▶ **What needs to be done**:
Report every line from the material that contains the word "desc".
-- Opening Marker --
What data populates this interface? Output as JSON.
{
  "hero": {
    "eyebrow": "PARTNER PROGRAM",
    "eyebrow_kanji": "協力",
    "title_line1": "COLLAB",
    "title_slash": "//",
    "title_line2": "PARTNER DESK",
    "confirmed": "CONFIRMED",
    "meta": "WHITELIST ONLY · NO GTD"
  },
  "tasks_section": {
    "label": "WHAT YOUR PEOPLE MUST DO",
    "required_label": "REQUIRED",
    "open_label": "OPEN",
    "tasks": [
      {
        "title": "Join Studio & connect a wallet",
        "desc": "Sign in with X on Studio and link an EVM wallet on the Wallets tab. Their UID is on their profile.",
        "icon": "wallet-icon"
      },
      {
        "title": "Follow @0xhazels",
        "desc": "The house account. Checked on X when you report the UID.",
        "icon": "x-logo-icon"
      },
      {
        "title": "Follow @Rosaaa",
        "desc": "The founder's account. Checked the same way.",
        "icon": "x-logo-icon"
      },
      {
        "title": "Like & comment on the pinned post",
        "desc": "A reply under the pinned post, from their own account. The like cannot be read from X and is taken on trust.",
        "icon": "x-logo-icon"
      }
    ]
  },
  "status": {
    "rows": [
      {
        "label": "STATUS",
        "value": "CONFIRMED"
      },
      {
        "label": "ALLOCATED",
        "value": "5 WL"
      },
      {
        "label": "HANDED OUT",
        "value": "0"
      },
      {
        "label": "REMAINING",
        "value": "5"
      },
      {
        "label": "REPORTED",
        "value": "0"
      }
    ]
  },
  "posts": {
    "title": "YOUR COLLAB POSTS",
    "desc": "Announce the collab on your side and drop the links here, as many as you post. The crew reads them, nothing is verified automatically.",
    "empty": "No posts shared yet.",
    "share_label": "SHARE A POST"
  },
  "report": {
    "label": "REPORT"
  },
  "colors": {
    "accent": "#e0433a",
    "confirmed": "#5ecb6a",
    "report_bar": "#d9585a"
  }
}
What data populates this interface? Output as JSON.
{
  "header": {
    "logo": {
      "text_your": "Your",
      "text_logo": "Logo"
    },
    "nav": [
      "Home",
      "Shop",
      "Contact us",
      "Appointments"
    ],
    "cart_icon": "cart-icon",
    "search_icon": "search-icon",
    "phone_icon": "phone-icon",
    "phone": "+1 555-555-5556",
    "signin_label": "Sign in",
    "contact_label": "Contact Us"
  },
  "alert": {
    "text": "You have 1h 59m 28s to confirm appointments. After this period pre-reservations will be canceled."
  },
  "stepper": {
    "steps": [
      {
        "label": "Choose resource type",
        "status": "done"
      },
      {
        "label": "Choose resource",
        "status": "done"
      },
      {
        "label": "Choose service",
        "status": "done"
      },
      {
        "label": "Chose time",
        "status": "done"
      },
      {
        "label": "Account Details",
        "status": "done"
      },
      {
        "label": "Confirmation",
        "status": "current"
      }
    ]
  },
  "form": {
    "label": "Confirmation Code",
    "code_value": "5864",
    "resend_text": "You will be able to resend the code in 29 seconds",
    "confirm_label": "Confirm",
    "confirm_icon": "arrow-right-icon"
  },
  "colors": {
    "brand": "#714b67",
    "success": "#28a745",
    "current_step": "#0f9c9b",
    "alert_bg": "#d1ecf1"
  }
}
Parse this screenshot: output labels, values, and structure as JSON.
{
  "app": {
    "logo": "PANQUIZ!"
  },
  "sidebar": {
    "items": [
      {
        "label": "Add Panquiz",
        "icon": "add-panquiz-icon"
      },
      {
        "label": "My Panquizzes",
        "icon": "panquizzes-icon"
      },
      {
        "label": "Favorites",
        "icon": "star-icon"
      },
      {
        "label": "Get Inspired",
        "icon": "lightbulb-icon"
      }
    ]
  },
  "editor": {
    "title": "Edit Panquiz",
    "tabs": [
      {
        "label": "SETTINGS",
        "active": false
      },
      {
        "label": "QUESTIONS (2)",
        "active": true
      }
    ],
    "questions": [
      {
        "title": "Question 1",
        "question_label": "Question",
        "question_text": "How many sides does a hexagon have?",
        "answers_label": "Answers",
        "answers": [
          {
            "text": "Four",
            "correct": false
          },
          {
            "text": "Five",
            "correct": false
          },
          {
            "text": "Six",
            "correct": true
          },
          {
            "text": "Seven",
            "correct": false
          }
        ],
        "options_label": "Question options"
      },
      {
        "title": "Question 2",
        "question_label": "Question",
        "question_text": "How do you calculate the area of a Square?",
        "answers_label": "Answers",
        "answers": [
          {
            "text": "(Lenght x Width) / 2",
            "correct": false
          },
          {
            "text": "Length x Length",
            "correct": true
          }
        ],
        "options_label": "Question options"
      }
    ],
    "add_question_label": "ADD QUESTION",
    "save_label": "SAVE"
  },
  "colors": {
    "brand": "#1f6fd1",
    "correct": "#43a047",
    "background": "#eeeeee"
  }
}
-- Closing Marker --
▶ **Answer to this problem**:
        "desc": "Sign in with X on Studio and link an EVM wallet on the Wallets tab. Their UID is on their profile.",
        "desc": "The house account. Checked on X when you report the UID.",
        "desc": "The founder's account. Checked the same way.",
        "desc": "A reply under the pinned post, from their own account. The like cannot be read from X and is taken on trust.",
    "desc": "Announce the collab on your side and drop the links here, as many as you post. The crew reads them, nothing is verified automatically.",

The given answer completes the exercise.